by Tom Gaylord
Writing as B.B. Pelletier

Part 1
Part 2
Part 3
Part 4
Part 5
Part 6

A history of airguns

Benjamin 310
A Benjamin 310 multi-pump BB gun from 1952.

This report covers:

  • The test
  • Avanti Match Grade shot
  • Hornady Black Diamonds
  • 4.45mm balls
  • Beeman Perfect Rounds
  • Summary

Today we start looking at the accuracy of the vintage Benjamin 310 multi-pump BB gun. I want to remind you that this is a smoothbore and not to expect too much accuracy from it. That being said, I remember that the ancient Benjamin 700 repeater surprised me. Let’s see if that trend continues with this single shot 310.

The test

I shot the gun at 10 meters off a sandbag rest. I used the one-pump system I developed that stabilizes the velocity around 390-400 f.p.s., depending on the type of shot. I tested both steel BBs and lead round balls, and, knowing that the larger shot were more stable in the gun, I tried to test with them.

I only shot 5 shots per target because of the time the pumping took. But I did test 4 different projectiles to make up for it.

Avanti Match Grade shot

First to be tested were five Daisy Match Grade Shot. These are the largest steel BBs I know of (0.173-0.1735-inches in diameter), as well as the most uniform. If any steel BB will shoot well in the 310, these should be the ones. At 10 meters five of them went into a group that measures 1.873-inches between centers. They landed low and to the left. The 310 has no adjustment for height but the rear notch can be drifted left and right, so I lightly tapped it to the right after seeing this group.

Daisy Match Shot
The Benjamin 310 put 5 Daisy Match Grade shot into 1.873-inches at 10 meters.

That wasn’t as tight a group as I had hoped. But please remember, the 310 is a smoothbore BB gun that I would normally test at 5 meters. I’m only testing this one at 10 meters because I will also be testing the accuracy with pellets in the future.

Hornady Black Diamonds

Another larger steel BB that’s also very consistent in size is the Hornady Black Diamond. This time, though, they didn’t come through. Five went into 1.685-inches at 10 meters. It’s a little better than the Daisy Match Grade shot, but not that much. I had adjusted the rear sight to the right but the group was still to the left. It may have been a little higher on the target, but not that much.

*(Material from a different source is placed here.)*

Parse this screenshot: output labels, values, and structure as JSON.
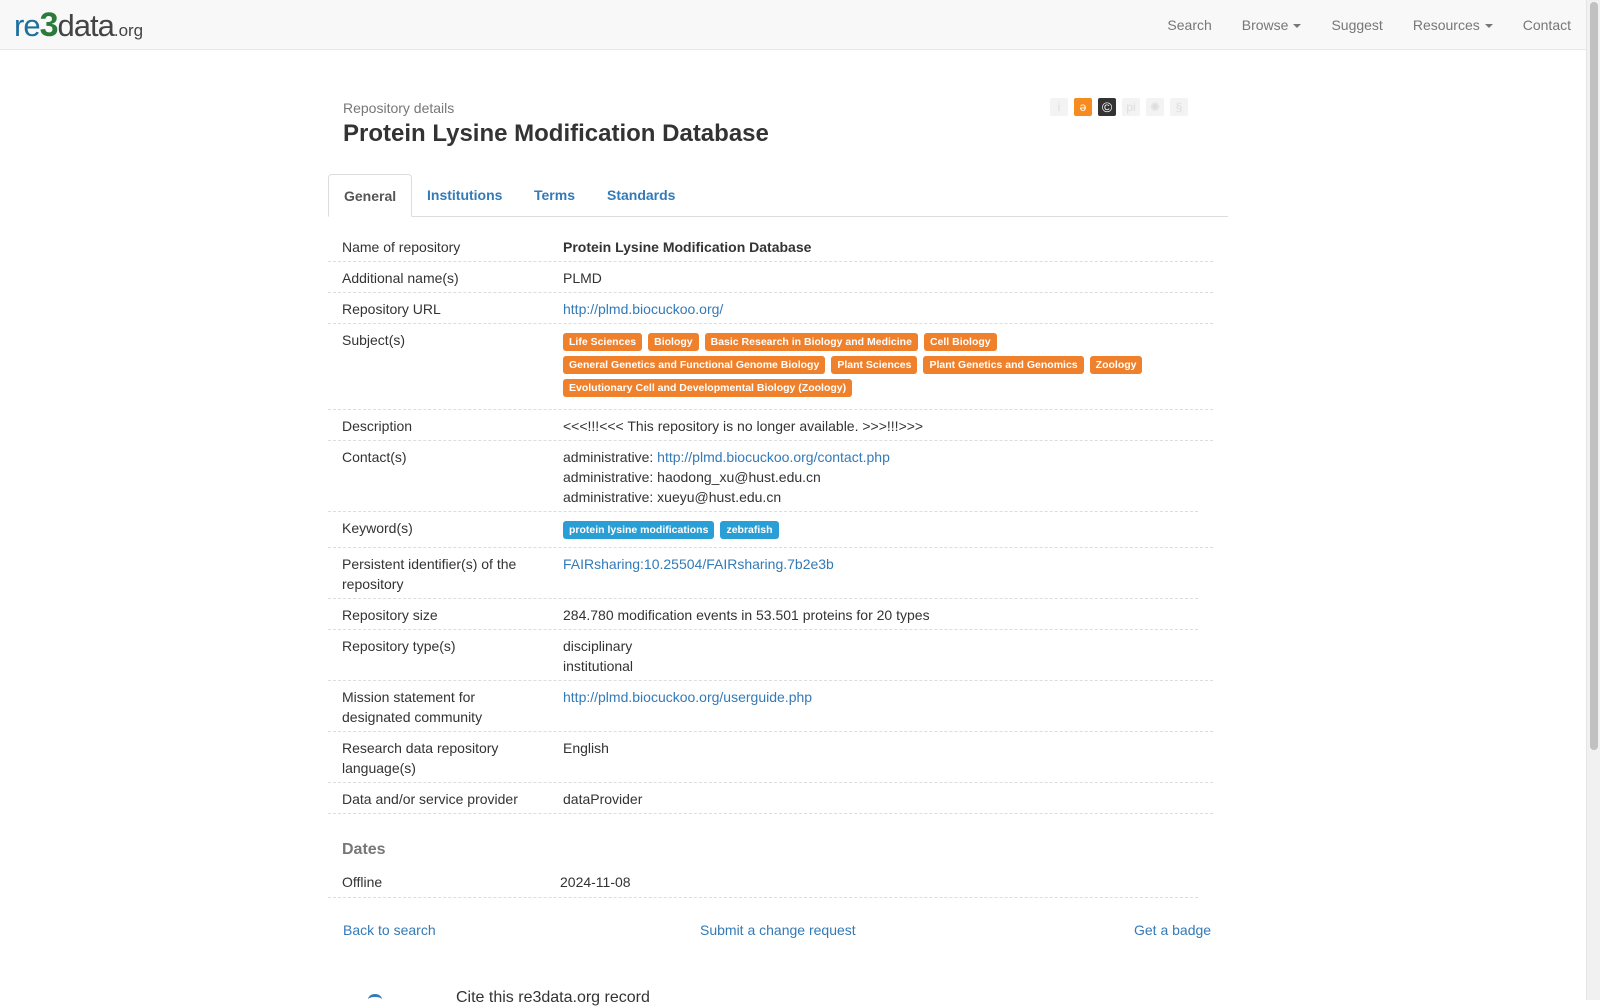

Hornady Black Diamond
Five Hornady Black Diamonds went into 1.685-inches at 10 meters. The group is still low and to the left.

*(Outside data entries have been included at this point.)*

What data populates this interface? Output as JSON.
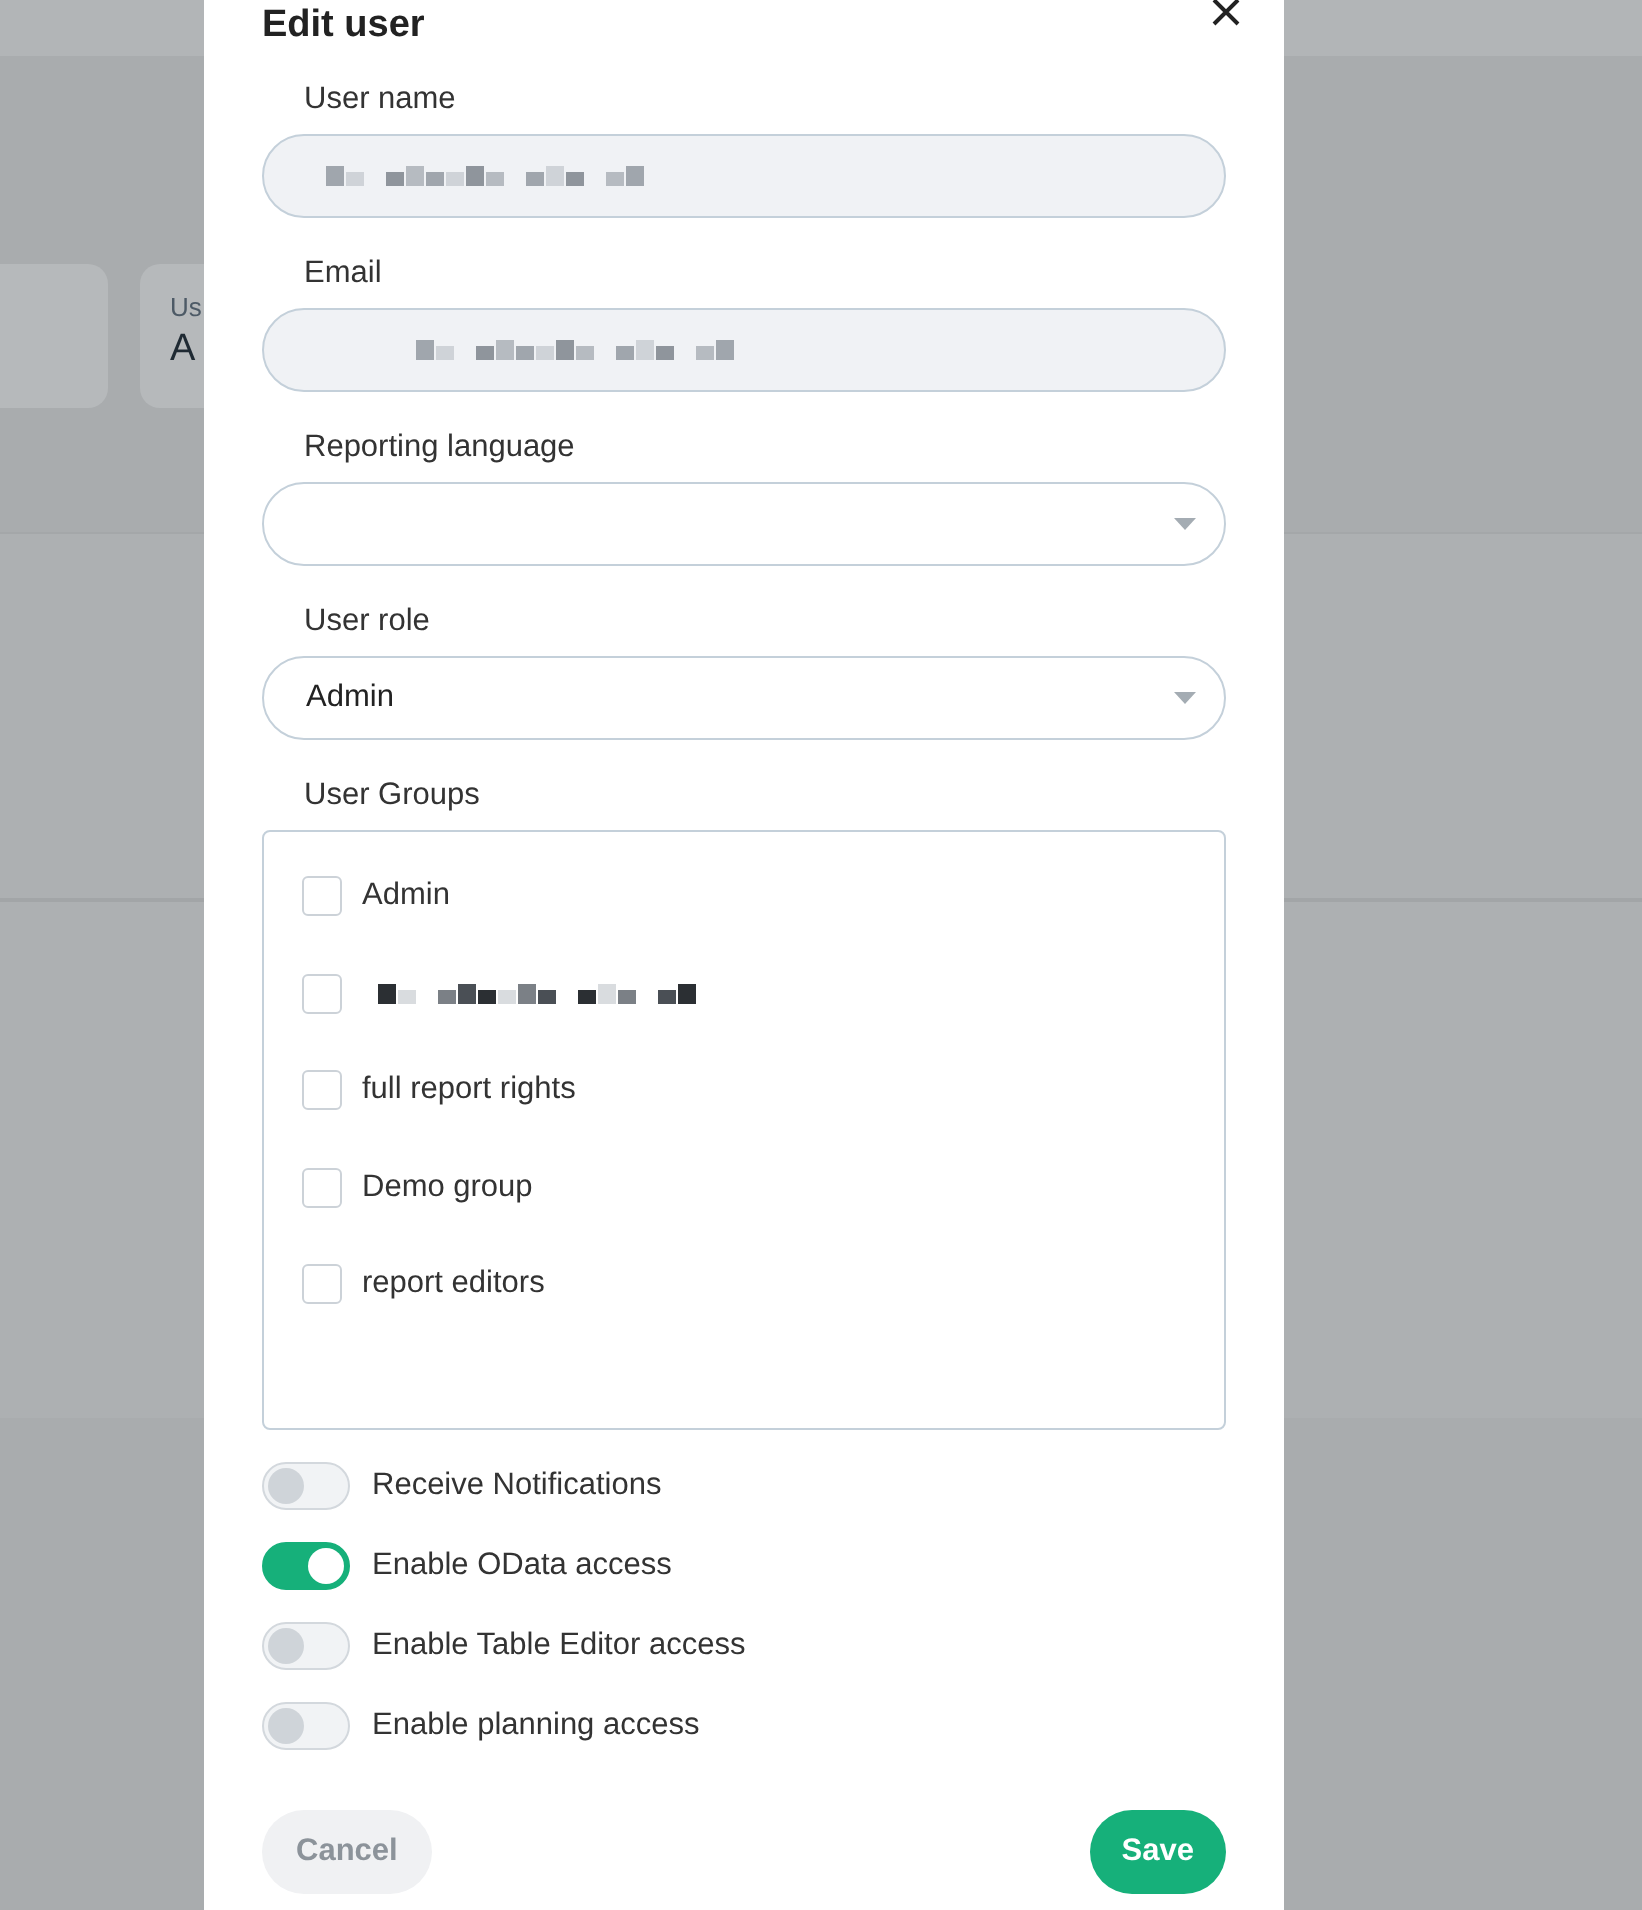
{
  "background": {
    "card_texts": [
      "Us",
      "A"
    ]
  },
  "dialog": {
    "title": "Edit user",
    "fields": [
      {
        "label": "User name",
        "kind": "redacted"
      },
      {
        "label": "Email",
        "kind": "redacted"
      },
      {
        "label": "Reporting language",
        "kind": "select"
      },
      {
        "label": "User role",
        "kind": "select",
        "value": "Admin"
      }
    ],
    "groups": {
      "label": "User Groups",
      "items": [
        {
          "label": "Admin",
          "checked": false
        },
        {
          "kind": "redacted",
          "checked": false
        },
        {
          "label": "full report rights",
          "checked": false
        },
        {
          "label": "Demo group",
          "checked": false
        },
        {
          "label": "report editors",
          "checked": false
        }
      ]
    },
    "toggles": [
      {
        "label": "Receive Notifications",
        "on": false
      },
      {
        "label": "Enable OData access",
        "on": true
      },
      {
        "label": "Enable Table Editor access",
        "on": false
      },
      {
        "label": "Enable planning access",
        "on": false
      }
    ],
    "cancel": "Cancel",
    "save": "Save"
  }
}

This time after looking at where the group landed I really moved the rear sight. I was able to see the sight move, and I thought this would bring demonstrable results.

Next up are two lead balls that are larger than either of the steel BBs I have tried thus far. These were both faster than steel BBs in the velocity test, which tells me that, while they may be considerably heavier than the steel BBs, they are also fitting the bore tighter. That can mean accuracy in a smoothbore. Let’s see.

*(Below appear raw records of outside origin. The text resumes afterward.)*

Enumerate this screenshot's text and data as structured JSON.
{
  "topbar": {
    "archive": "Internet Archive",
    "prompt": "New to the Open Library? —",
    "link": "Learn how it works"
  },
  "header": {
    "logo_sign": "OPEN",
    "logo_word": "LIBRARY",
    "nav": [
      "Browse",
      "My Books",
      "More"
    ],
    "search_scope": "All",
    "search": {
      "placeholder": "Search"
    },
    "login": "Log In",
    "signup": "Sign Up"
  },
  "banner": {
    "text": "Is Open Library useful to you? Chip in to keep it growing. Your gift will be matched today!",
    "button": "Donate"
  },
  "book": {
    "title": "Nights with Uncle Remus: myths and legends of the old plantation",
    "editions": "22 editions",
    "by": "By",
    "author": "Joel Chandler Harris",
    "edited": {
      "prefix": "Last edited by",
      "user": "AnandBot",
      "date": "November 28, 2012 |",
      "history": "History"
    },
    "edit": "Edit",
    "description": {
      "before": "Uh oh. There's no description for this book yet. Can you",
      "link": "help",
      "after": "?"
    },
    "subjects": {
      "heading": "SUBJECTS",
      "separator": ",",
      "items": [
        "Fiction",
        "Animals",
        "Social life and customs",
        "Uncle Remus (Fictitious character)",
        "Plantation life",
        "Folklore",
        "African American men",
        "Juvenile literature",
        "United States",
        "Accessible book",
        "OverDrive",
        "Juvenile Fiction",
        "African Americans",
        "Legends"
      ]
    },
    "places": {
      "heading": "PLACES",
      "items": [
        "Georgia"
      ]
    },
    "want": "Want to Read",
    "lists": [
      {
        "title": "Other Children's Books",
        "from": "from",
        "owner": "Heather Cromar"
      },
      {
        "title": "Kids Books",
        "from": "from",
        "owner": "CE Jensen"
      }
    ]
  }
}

4.45mm balls

First up are the 4.45mm lead balls from H&N that I bought for testing another BB gun. These are 0.175-inches in diameter, which is the size shot Daisy went to after they abandoned the original 0.180 lead BB just after the turn of the 20th century. I had to buy them on Ebay, as Pyramyd Air doesn’t carry them. That made them expensive, but when you need them you get them.

Five of these lead balls went into 0.828-inches at 10 meters. Now, that is a good group for a round ball in a smoothbore! The best group the Benjamin 700 made was 0.867-inches, so these are right in there.

Hornady 4.45mm balls
Five 4.45mm lead balls went into 0.828-inches at 10 meters. The group is more centered but still low. However, if you consider that the aim point is 6 o’clock on the bull, these balls are actually hitting close to spot-on.

Beeman Perfect Rounds

The last round ball I tested was the 4.5mm Beeman Perfect Round. These are no longer available, but since H&N used to make them, you can buy an H&N 4.5mm ball that will be the same thing. Five of these balls went into 0.713-inches at 10 meters. That is the smallest group of this test.

Beeman Perfect Rounds
The Benjamin 310 put 5 Beeman Perfect Rounds into a 0.713-inch group at 10 meters. That was the smallest group of the test.


Well, I said I wanted to see how the 310 compared to the Benjamin 700 I tested earlier this year. This was a good test, and the 310 is clearly the more accurate BB gun.

The 310 did a little better than expected with lead balls and a little worse with steel BBs. But that’s not the last of the test. We still need to see how it does with darts and pellets. There is more to come from this old beauty.